Greg M said...

At a cursory skim: most well-written Haskell programs of this size have one or perhaps two top-level functions with an IO type. Maybe if you refactor that way first, it'll help you find a sense of functional style? Then let the functionalness trickle down. :) This translation is much too faithful to the original imperative style to gain much from Haskell's advantages.

Yair said...

I also posted some code in a Reddit comment..

MaybeT rids us of annoying indentation, and StateT rids us much mess :)

all.things.counter.original.spare.strange said...

Cool! Of course I was impeached about 5 steps into it... I'll see if my daughter can do better...

Since you were worried about size, before I compiled, I cut out the type signatures, changed to bracketed record syntax, and omitted the double newlines - none of which are found in the Basic version - and the line number fell to 211 - still almost twice as long...

Then, in the spirit of the benchmark competition carpers, I compressed ham.hs and ham.bas (the one from wieghed in at 3405 bytes, weighed in 2337. Not TOO bad....

The size of the executables is completely misleading, but I don't understand this: Haskell executables always include some of the standing runtime stuff and so on.

Experts could explain. But for example, a "Hello world" program (i.e.
Module Hello where
main = putStrLn "Hello World!" ) compiles to about half a megabyte on my mac.

So look at it this way, your Haskell Hamurabi executable is only three times the size of a Hello World executable....

James McNeill said...

Peaker and Yair: Thanks for the comment threads, especially Yair's rewrite. I'm studying that now to, among other things, learn how to use the state monad. I'm still at the awkward stage where I have trouble forming syntax that the compiler will accept.

I don't begrudge the Haskell solutions their expansive layout, which is why I included file size in my comparisons. Ease of reading and writing are paramount. In my head there is a high-school version of me, typing in listings out of a "Book of Haskell Games" he got from the library.

One thing that is interesting in my comparison of BASIC vs. Haskell: it seems like there are many, many more operators and library functions coming into play in the Haskell solutions. This may present a barrier to accessibility.
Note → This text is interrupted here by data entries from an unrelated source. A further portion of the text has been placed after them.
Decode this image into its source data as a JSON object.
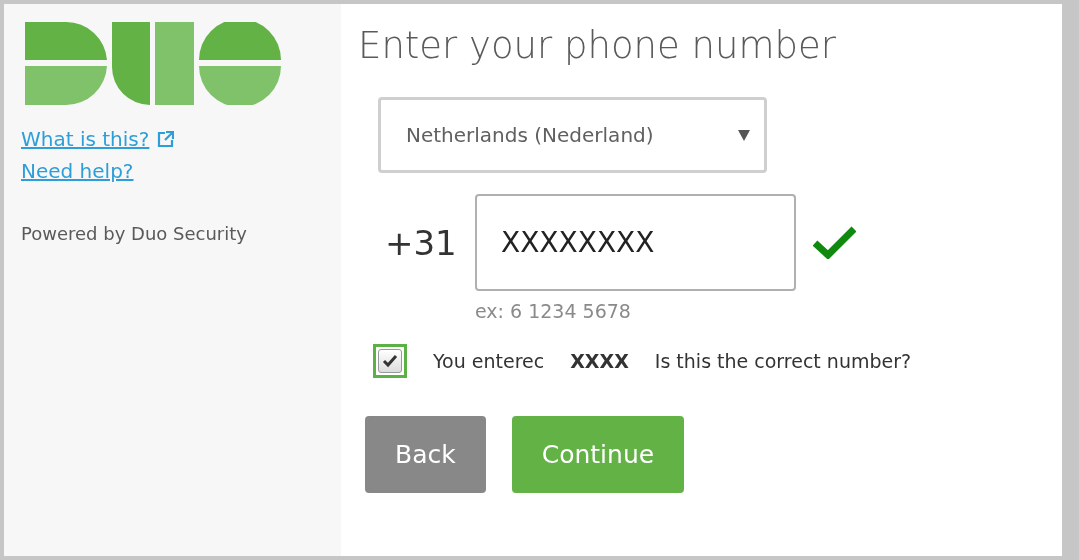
{
  "sidebar": {
    "links": [
      {
        "label": "What is this?",
        "external": true
      },
      {
        "label": "Need help?",
        "external": false
      }
    ],
    "footer": "Powered by Duo Security"
  },
  "main": {
    "title": "Enter your phone number",
    "country_select": {
      "value": "Netherlands (Nederland)"
    },
    "phone": {
      "prefix": "+31",
      "value": "XXXXXXXX",
      "valid": true,
      "hint": "ex: 6 1234 5678"
    },
    "confirm": {
      "checked": true,
      "texts": [
        "You enterec",
        "XXXX",
        "Is this the correct number?"
      ]
    },
    "buttons": [
      {
        "label": "Back",
        "kind": "secondary"
      },
      {
        "label": "Continue",
        "kind": "primary"
      }
    ]
  }
}
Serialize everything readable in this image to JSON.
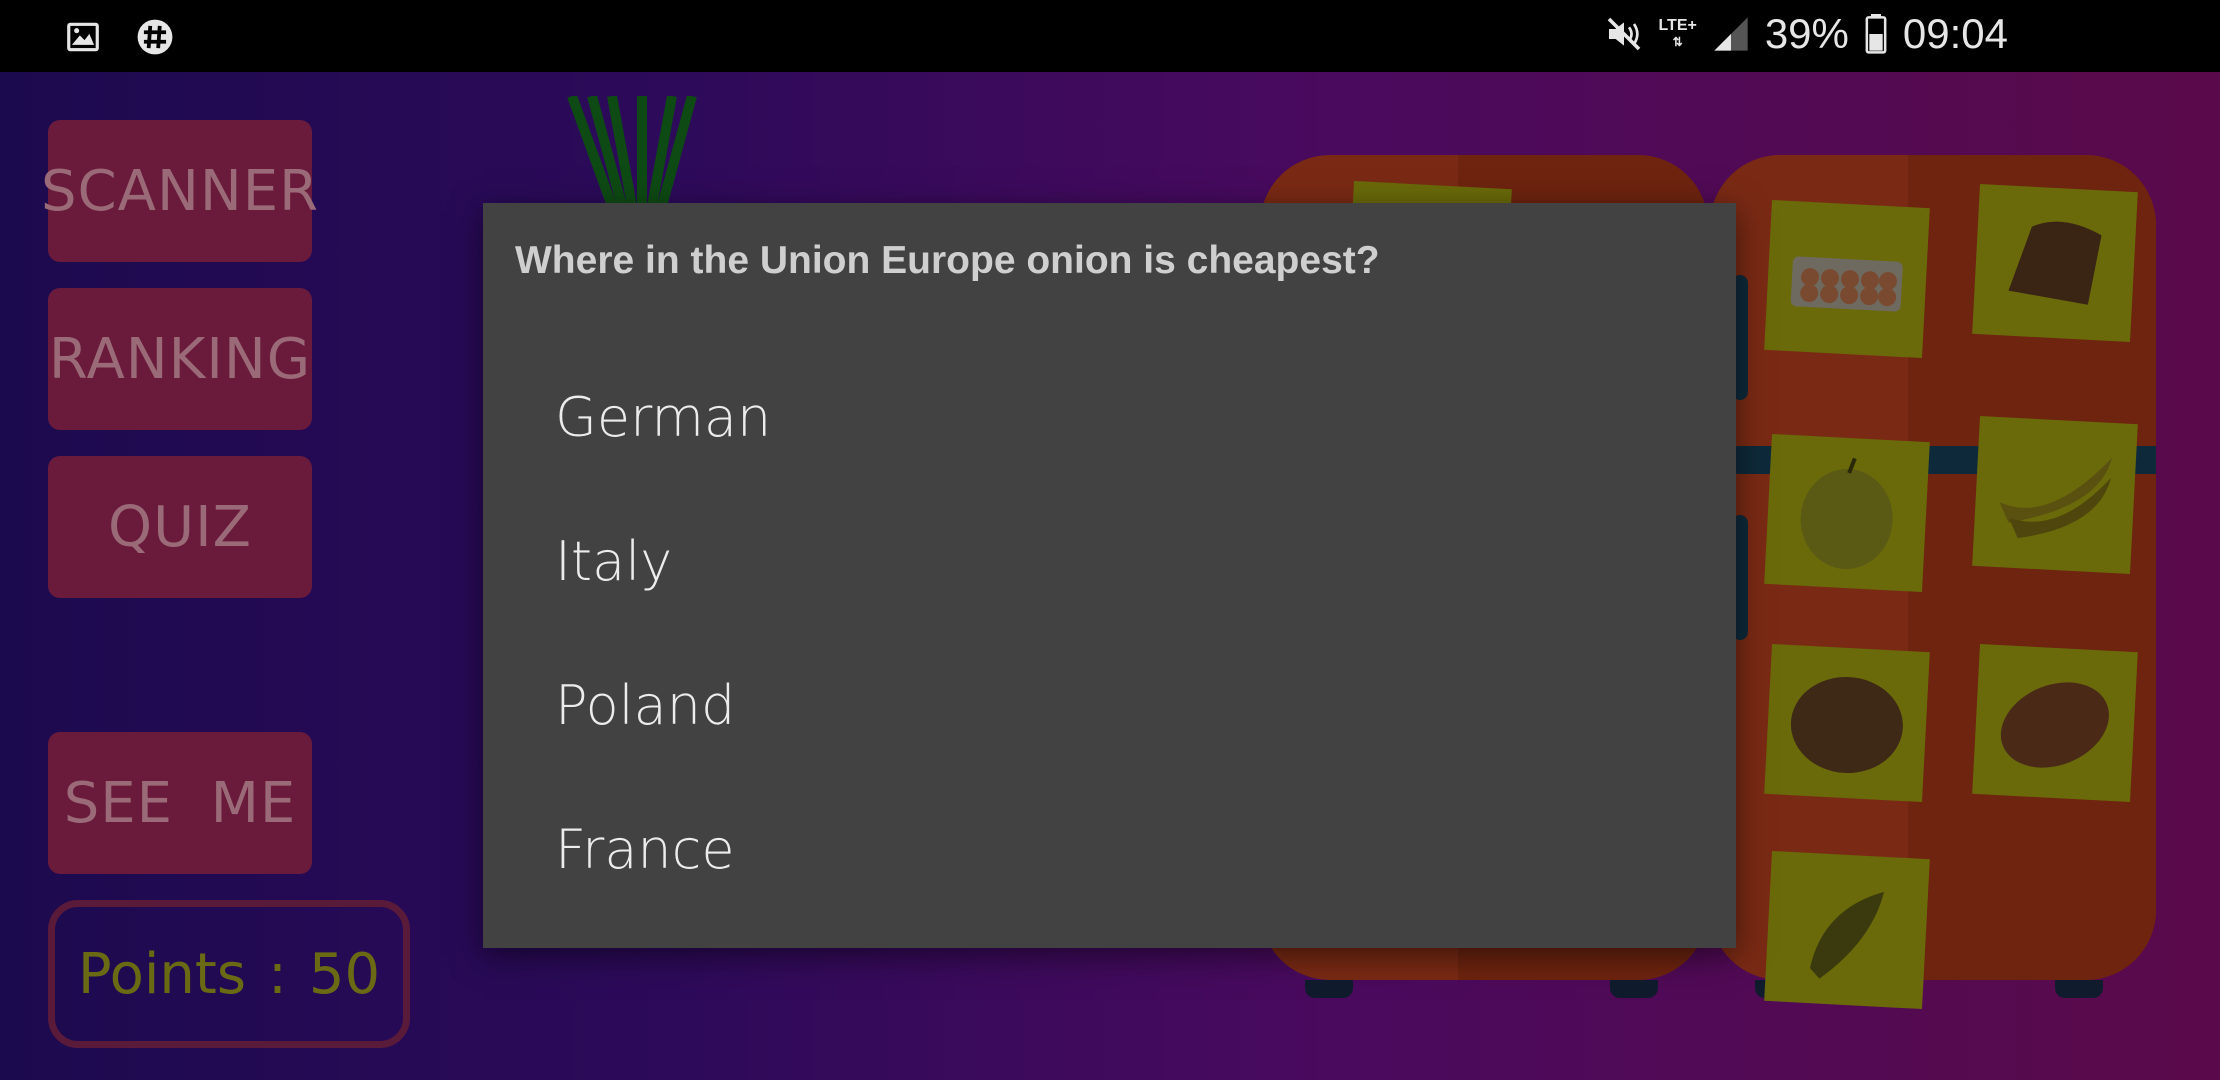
{
  "status_bar": {
    "battery_percent": "39%",
    "time": "09:04",
    "network": "LTE+",
    "icons": [
      "image-icon",
      "hashtag-icon",
      "mute-icon",
      "signal-icon",
      "battery-icon"
    ]
  },
  "menu": {
    "scanner": "SCANNER",
    "ranking": "RANKING",
    "quiz": "QUIZ",
    "see_me": "SEE  ME"
  },
  "points": {
    "label": "Points",
    "separator": ":",
    "value": "50"
  },
  "fridge_items": [
    "eggs-icon",
    "bread-loaf-icon",
    "apple-icon",
    "banana-icon",
    "roll-icon",
    "brown-bread-icon",
    "cucumber-icon"
  ],
  "dialog": {
    "question": "Where in the Union Europe onion is cheapest?",
    "options": [
      "German",
      "Italy",
      "Poland",
      "France"
    ]
  },
  "colors": {
    "dialog_bg": "#424242",
    "menu_button": "#6a1a3a",
    "fridge": "#7a2a14"
  }
}
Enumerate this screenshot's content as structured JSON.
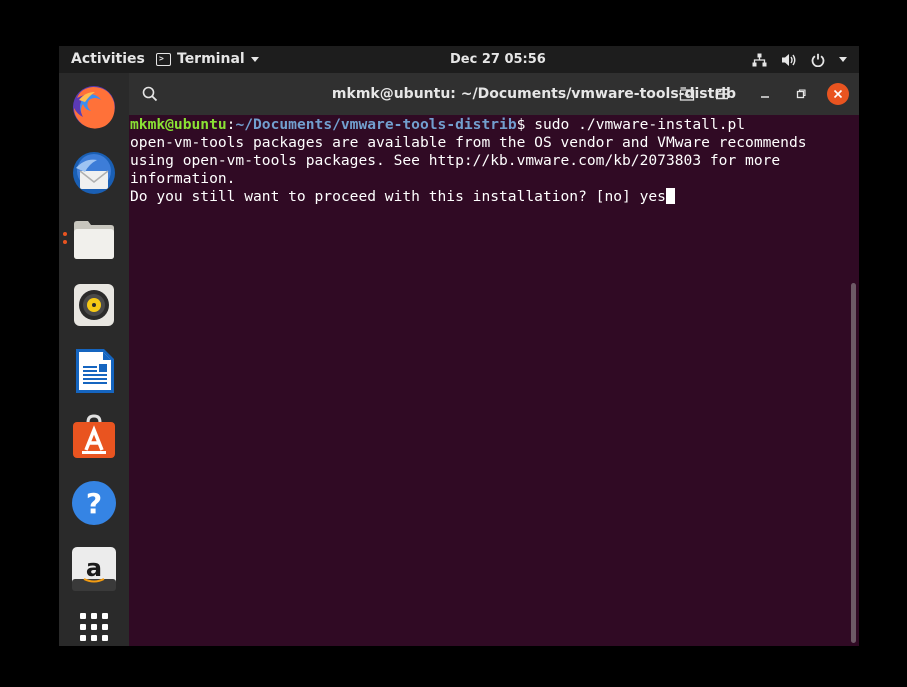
{
  "topbar": {
    "activities": "Activities",
    "app_menu_label": "Terminal",
    "clock": "Dec 27  05:56",
    "tray_icons": [
      "network-icon",
      "volume-icon",
      "power-icon",
      "chevron-down-icon"
    ]
  },
  "dock": {
    "apps": [
      {
        "name": "firefox-icon"
      },
      {
        "name": "thunderbird-icon"
      },
      {
        "name": "files-icon",
        "running": true
      },
      {
        "name": "rhythmbox-icon"
      },
      {
        "name": "libreoffice-writer-icon"
      },
      {
        "name": "ubuntu-software-icon"
      },
      {
        "name": "help-icon"
      },
      {
        "name": "amazon-icon"
      },
      {
        "name": "show-applications-icon"
      }
    ],
    "amazon_letter": "a",
    "help_glyph": "?"
  },
  "window": {
    "title": "mkmk@ubuntu: ~/Documents/vmware-tools-distrib"
  },
  "terminal": {
    "prompt_user": "mkmk@ubuntu",
    "prompt_sep": ":",
    "prompt_path": "~/Documents/vmware-tools-distrib",
    "prompt_end": "$ ",
    "command": "sudo ./vmware-install.pl",
    "output_lines": [
      "open-vm-tools packages are available from the OS vendor and VMware recommends",
      "using open-vm-tools packages. See http://kb.vmware.com/kb/2073803 for more",
      "information."
    ],
    "question": "Do you still want to proceed with this installation? [no] ",
    "typed": "yes"
  },
  "colors": {
    "terminal_bg": "#300a24",
    "prompt_user": "#8ae234",
    "prompt_path": "#729fcf",
    "accent": "#e95420"
  }
}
Yair said...

James: I further refactored it to make it a base for adding an undo feature as an example to my list monad transformer. see